Supply Chain Attacks are becoming more common in the wild, and basic steps can be taken to mitigate the risks and secure your business, and its assets. Supply Chain Risks can come in different forms: it could be software produced for a consumer product which has been compromised, or it could be the suppliers themselves that have experienced some form of Cyber Security Incident, resulting in system downtime and reduction of available services for their customers, or data breaches.
Supply Chain Risks are not easily mitigated by yourself, as the fault will more than likely lie further down the Supply Chain, rather than being a risk you potentially pose. However, securing your accounts, devices, and business data, truly bolsters you to be protected from an array of lateral attacks, such as Credential Stuffing.
In recent news, there has been the discovery of an API Vulnerability, which is affecting at least 16 major car brands. The cybersecurity researcher, Sam Curry, found a surprising number of vulnerabilities surrounding Electric/Hybrid Vehicles and their respective Mobile Applications. He found that the manufacturers’ API endpoints were all operating with extremely similar functionality, meaning, if a vulnerability was found within one API, there is a good chance the same vulnerability would be found in another.
Some car companies with tested and working vulnerabilities include: Ford, Ferrari, BMW, Honda, Mercedes-Benz, Land Rover and Porsche. Not all companies share the same vulnerabilities, such as, BMW experienced SSO vulnerabilities, leading to attacker access into internal dealer portals, where an attacker could obtain sales documents containing sensitive information.
Whereas Mercedes-Benz experienced a similar vulnerability with SSO, though the lateral movement an attacker could make was potentially much more damaging, as the attacker could access GitHub instances for internal Mercedes-Benz operations and applications, cloud deployment services for managing cloud storage, and the potential for Remote Code Execution across their environment.
Another API vulnerability affecting some car companies was resulting in full remote access to the vehicle, granting the attacker the ability to remote lock, start and stop the engine, honk the horn, flash the headlights, and obtain GPS data to precisely locate the vehicle.
The above is an example of a third-party software supplier failing to uphold a high level of application security testing, resulting in Supply Chain Security Incidents, and the potential for detrimental attack vectors to be pursued by a threat actor. The National Cyber Security Centre (NSCS) in the UK released guidance on Supply Chain attacks, around the same time malicious groups were targeting European company’s third-party suppliers, particularly pertaining to the Energy Sector.
They recommended reviewing the Supply Chain process regularly, for the security of your customer’s data, and the security of your own internal systems.
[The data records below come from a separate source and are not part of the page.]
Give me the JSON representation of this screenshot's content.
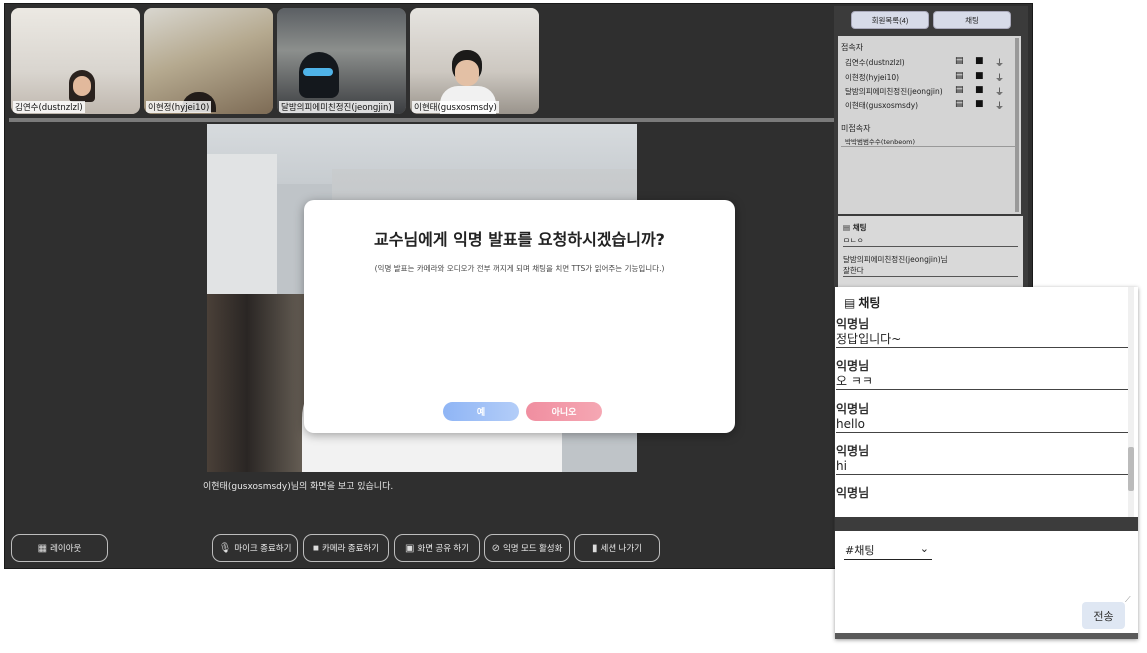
{
  "thumbnails": [
    {
      "label": "김연수(dustnzlzl)"
    },
    {
      "label": "이현정(hyjei10)"
    },
    {
      "label": "달밤의피에미친정진(jeongjin)"
    },
    {
      "label": "이현태(gusxosmsdy)"
    }
  ],
  "main": {
    "viewing_text": "이현태(gusxosmsdy)님의 화면을 보고 있습니다."
  },
  "modal": {
    "title": "교수님에게 익명 발표를 요청하시겠습니까?",
    "subtitle": "(익명 발표는 카메라와 오디오가 전부 꺼지게 되며 채팅을 치면 TTS가 읽어주는 기능입니다.)",
    "yes_label": "예",
    "no_label": "아니오"
  },
  "controls": {
    "layout_label": "레이아웃",
    "mic_label": "마이크 종료하기",
    "camera_label": "카메라 종료하기",
    "share_label": "화면 공유 하기",
    "anon_label": "익명 모드 활성화",
    "leave_label": "세션 나가기"
  },
  "side": {
    "tab_members": "회원목록(4)",
    "tab_chat": "채팅",
    "online_header": "접속자",
    "online_users": [
      {
        "name": "김연수(dustnzlzl)"
      },
      {
        "name": "이현정(hyjei10)"
      },
      {
        "name": "달밤의피에미친정진(jeongjin)"
      },
      {
        "name": "이현태(gusxosmsdy)"
      }
    ],
    "offline_header": "미접속자",
    "offline_users": [
      {
        "name": "박박범범수수(tenbeom)"
      }
    ],
    "chat_header": "채팅",
    "chat_first": "ㅁㄴㅇ",
    "chat_author2": "달밤의피에미친정진(jeongjin)님",
    "chat_text2": "잘한다"
  },
  "zoom_chat": {
    "header": "채팅",
    "messages": [
      {
        "author": "익명님",
        "text": "정답입니다~"
      },
      {
        "author": "익명님",
        "text": "오 ㅋㅋ"
      },
      {
        "author": "익명님",
        "text": "hello"
      },
      {
        "author": "익명님",
        "text": "hi"
      },
      {
        "author": "익명님",
        "text": ""
      }
    ],
    "channel": "#채팅",
    "send_label": "전송"
  },
  "icons": {
    "chat": "chat-icon",
    "video": "video-icon",
    "mic": "mic-icon"
  }
}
There are several internal steps companies can take to attempt to mitigate Supply Chain Security Incidents potentially having a knock-on effect to the company’s environment.
As mentioned above, one of the security vulnerabilities was a poorly configured SSO environment, which allowed the threat actor to gain Account level access, with the ability to view and edit sensitive information, which can be viewed as a basic oversight, resulting in a detrimental outcome.
Companies can seek to become compliant and aligned with current Cyber Security recommendations and guidelines by pursuing the Cyber Essentials certification. Cyber Essentials provides a strong baseline for companies to begin to build and bolster their internal security practices, as well as seeking to protect all company and customer data across corporate devices.
At Texaport, we understand the importance of these advancements, and we work with our clients to put a reliable system in place to improve their business efficiency. Our team has a wide range of IT knowledge and remains acquainted with the movements in the IT industry. Find out more here.